Welcome to My World, Part 2

Vince Bailey

July 2008

Last month, we left you in the predicament of having to hire an estimator (gasp!). We explored the different circumstances that may have brought you to this lowly state of managerial angst, and we suggested what you might ponder in terms of the qualifications you will require of your estimator candidate. We also proposed the possible time frames you will face in filling your vacant position—agenda-driven limitations mandated by your particular circumstances, ranging from "sometime in the near future” to "yesterday.”

Just for argument’s sake, let’s lump you in with the latter—that is, with the vast majority of employee-seekers who have, for whatever reason, found themselves burdened with a sudden and unanticipated hole in their procurement program that cannot be filled by a well-meaning trainee, or a road-and-bridge estimator who is looking for a "related line of work.” You’re caught between unreasonable time constraints, and the need to glean the perfect fit for your organization from a decidedly slim list of possibilities. Feeling somewhat desperate? Been there.

Well, once you’ve ruled out the alternative career option—or worse still, that of settling for a less-than-qualified candidate—you might consider something I suggested in a previous column. I refer to farming out some of your estimating workload to a reliable outsource estimator, at least on a temporary basis. This stop-gap tactic can buy you some valuable time to plan and execute a thoughtful employee search and relieve the desperation that might otherwise coerce you into hiring an under-skilled estimator (perish the thought!).

Now that you’ve eliminated the time-frame pitfall with a quick-fix, you should now be wondering about how to plan your search. I suggest that your first effort be put into working up a very specific job description. This should consist of 12 to 20 priority expectations that you will have of your new estimator, including your scope of work, software familiarity, proposal format, expected bid volume and procurement levels—just to name a few. Drafting a thoughtful job description will not only focus you on the qualifications you will want to express in an ad or cover in an interview, but it will also help candidates determine for themselves whether they will be a possible fit for your vacancy.

Once you’ve compiled your point-by-point job description, you must decide what outlets you will utilize to conduct your search—in other words, how to cast your nets. Newspaper ads can be effective if placed strategically in multiple metro publications in your region (this method is also surprisingly expensive). Placing a concise ad in a trade magazine such as this one might be better aimed. Online placement services, some of which are exclusively construction-oriented, generally encourage you to submit a condensed job description, and will also allow you to scan a large database of rèsumès. Depending on what your personal ethics dictate, you may want to troll for a candidate among former associates, or even among competitors. The apparent advantage—firsthand knowledge of your candidate—may outweigh the bad taste this approach leaves in your mouth. Perhaps the most costly approach (but maybe the most effective) involves taking advantage of a number of construction-oriented headhunters. They generally maintain a large stable of construction manager types (estimators included). Once you get over the sticker shock, this avenue may be worth it to you. Many of these services guarantee a "perfect fit,” or no fee is remitted.
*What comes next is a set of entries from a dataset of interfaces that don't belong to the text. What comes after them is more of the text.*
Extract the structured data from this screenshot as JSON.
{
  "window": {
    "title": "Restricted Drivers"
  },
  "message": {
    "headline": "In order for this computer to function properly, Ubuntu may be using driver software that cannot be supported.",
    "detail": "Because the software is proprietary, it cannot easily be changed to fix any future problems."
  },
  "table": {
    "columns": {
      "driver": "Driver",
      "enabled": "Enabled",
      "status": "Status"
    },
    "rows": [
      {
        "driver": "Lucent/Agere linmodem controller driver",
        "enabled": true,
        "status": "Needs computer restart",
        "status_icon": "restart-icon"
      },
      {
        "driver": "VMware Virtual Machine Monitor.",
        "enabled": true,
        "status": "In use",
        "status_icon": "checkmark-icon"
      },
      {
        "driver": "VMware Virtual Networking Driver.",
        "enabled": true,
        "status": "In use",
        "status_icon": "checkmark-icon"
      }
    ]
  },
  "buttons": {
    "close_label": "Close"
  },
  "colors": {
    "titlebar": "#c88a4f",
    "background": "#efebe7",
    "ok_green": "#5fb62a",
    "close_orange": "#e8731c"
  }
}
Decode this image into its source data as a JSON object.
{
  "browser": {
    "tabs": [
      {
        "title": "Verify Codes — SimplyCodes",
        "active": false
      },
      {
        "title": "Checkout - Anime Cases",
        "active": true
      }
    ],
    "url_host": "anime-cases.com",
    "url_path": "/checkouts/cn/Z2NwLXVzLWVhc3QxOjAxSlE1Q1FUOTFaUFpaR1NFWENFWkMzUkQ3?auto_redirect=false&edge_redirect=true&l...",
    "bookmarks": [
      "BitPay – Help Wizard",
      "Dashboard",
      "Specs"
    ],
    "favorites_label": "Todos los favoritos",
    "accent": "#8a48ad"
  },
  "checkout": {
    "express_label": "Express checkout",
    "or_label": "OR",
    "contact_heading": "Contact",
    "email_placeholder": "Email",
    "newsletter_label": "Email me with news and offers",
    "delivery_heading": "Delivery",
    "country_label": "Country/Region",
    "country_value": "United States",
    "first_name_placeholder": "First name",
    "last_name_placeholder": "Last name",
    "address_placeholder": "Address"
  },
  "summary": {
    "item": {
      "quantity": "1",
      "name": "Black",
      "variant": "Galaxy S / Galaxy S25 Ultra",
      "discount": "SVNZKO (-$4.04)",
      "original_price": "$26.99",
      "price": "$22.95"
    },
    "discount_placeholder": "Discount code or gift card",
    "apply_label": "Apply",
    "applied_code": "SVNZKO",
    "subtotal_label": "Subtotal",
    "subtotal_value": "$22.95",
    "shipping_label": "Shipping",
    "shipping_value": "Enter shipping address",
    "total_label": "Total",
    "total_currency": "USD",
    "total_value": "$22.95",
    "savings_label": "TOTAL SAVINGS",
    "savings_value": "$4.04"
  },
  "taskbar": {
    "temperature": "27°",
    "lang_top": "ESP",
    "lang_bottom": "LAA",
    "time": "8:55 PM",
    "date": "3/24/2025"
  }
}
Once you have made contact with a prospective new-hire, you will want to conduct multiple interviews to get a feel for your candidate’s skills and disposition. Of course, in-person interviews are preferred over telephone examinations, even if costly travel expenses are involved (offer to reimburse rather than pre-pay; this helps to eliminate the less serious inquiries). A face-to-face meeting is indispensable, in that it solidifies a mutual understanding of expectations. Ask relevant questions. Review the job description and discuss each point at length. Encourage questions and comments from your prospective employee. Get to know him/her as time permits.

One final hint: Have your candidate perform a takeoff on a set of plans/specs for a project you’ve already done and are familiar with. This will give you a clear insight into the estimator’s level of skill and knowledge working within realm of your firm’s preferred project size and scope. Along these same lines, ask to see a sample of his/her proposals and correspondence, if good written communication is one of your prerequisites.

Well, I’ve fallen into the trap of dictating a "how-to” guide to hiring an estimator, even though I initiated this piece with the intent of merely sharing general thoughts and experiences on how to approach this dilemma. Nevertheless, I believe I’ve hit on some valuable hints on how to think your way out of another loathsome pitfall of our profession. It can all be boiled down into a couple of sage phrases that are universally applicable: Take your time; get it right. Vince Bailey is an estimator/operations manager for San Juan Insulation and Drywall, Durango, Colo.